To determine how osmolality of an orally ingested fluid-replacement beverage would alter intestinal fluid absorption from the duodenum and/or jejunum during 85 min of cycle exercise (63.3 ± 0.9% peak O2 uptake) in a cool environment (22°C), seven subjects (5 men, 2 women, peak O2 uptake = 54.5 ± 3.8 ml · kg-1 · min-1) participated in four experiments separated by 1 wk in which they ingested a water placebo (WP) or one of three 6% carbohydrate (CHO) beverages formulated to give mean osmolalities of 197, 295, or 414 mosmol/kgH2O. CHO solutions also contained 17-18 meq Na+ and 3.2 meq K+. Nasogastric and multilumen tubes were fluoroscopically positioned in the gastric antrum and duodenojejunum, respectively. Subjects ingested a total of 23 ml/kg body mass of the test solution, 20% (370 ± 9 ml) of this volume 5 min before exercise and 10% (185 ± 4 ml) every 10 min thereafter. By using the rate of gastric emptying as the rate of intestinal perfusion (G. P. Lambert, R. T. Chang, D. Joensen, X. Shi, R. W. Summers, H. P. Schedl, and C. V. Gisolfi. Int. J. Sports Med. 17: 48-55, 1996), intestinal absorption was determined by segmental perfusion from the duodenum (0-25 cm) and jejunum (25-50 cm). There were no differences (P > 0.05) in gastric emptying (mean 18.1 ± 1.3 ml/min) or total fluid absorption (802 ± 109, 650 ± 52, 674 ± 62, and 633 ± 74 ml · 50 cm-1 · h-1 for WP, hypo-, iso-, and hypertonic solutions, respectively) among beverages; but WP was absorbed faster (P < 0.05) from the duodenum than in the jejunum. Of the total volume of fluid ingested, 82 ± 14, 74 ± 6, 76 ± 5, and 68 ± 7% were absorbed for WP, hypo-, iso-, and hypertonic beverages, respectively. There were no differences in urine production or percent change in plasma volume among solutions. We conclude that total fluid absorption of 6% CHO- electrolyte beverages from the duodenojejunum during exercise, within the osmotic range studied, is not different from WP.
|Original language||English (US)|
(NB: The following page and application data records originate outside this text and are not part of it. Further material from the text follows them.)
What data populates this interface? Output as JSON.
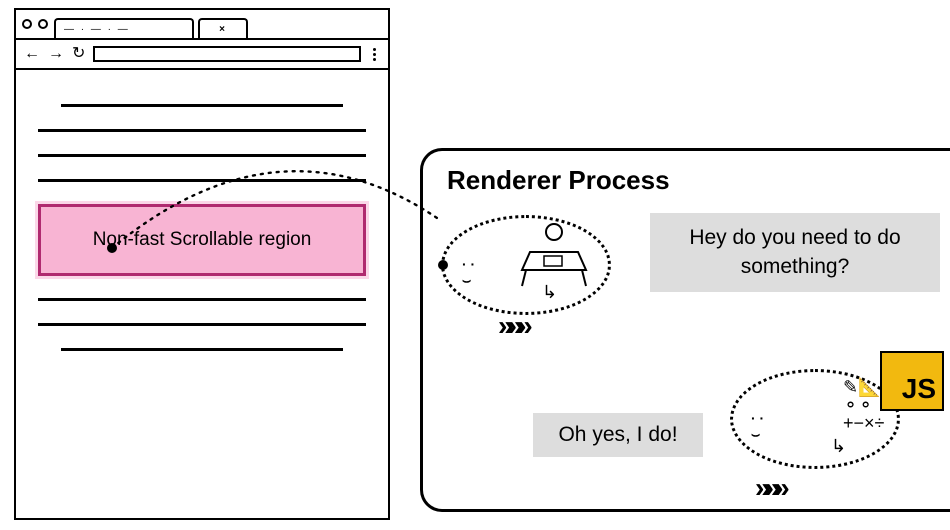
{
  "browser": {
    "tab_label": "— · — · —",
    "close_glyph": "×",
    "region_label": "Non-fast Scrollable region"
  },
  "renderer": {
    "title": "Renderer Process",
    "bubble1": "Hey do you need to do something?",
    "bubble2": "Oh yes, I do!",
    "js_label": "JS"
  },
  "icons": {
    "back": "←",
    "forward": "→",
    "reload": "↻",
    "motion": "»»»",
    "pass": "↳",
    "tools": "✎📐\n⚬⚬\n+−×÷"
  }
}
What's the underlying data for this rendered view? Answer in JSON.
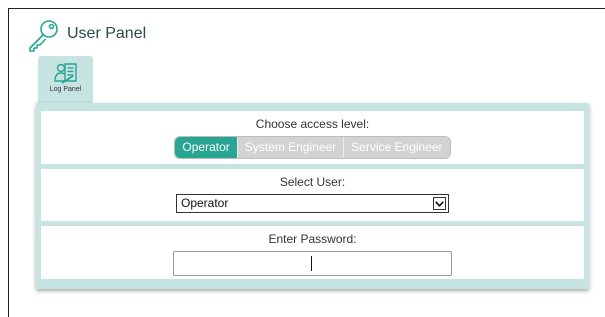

|Number of pages||8|
|Journal||Journal of Applied Physiology|
|State||Published - Nov 1 1998|
All Science Journal Classification (ASJC) codes
- Physiology (medical)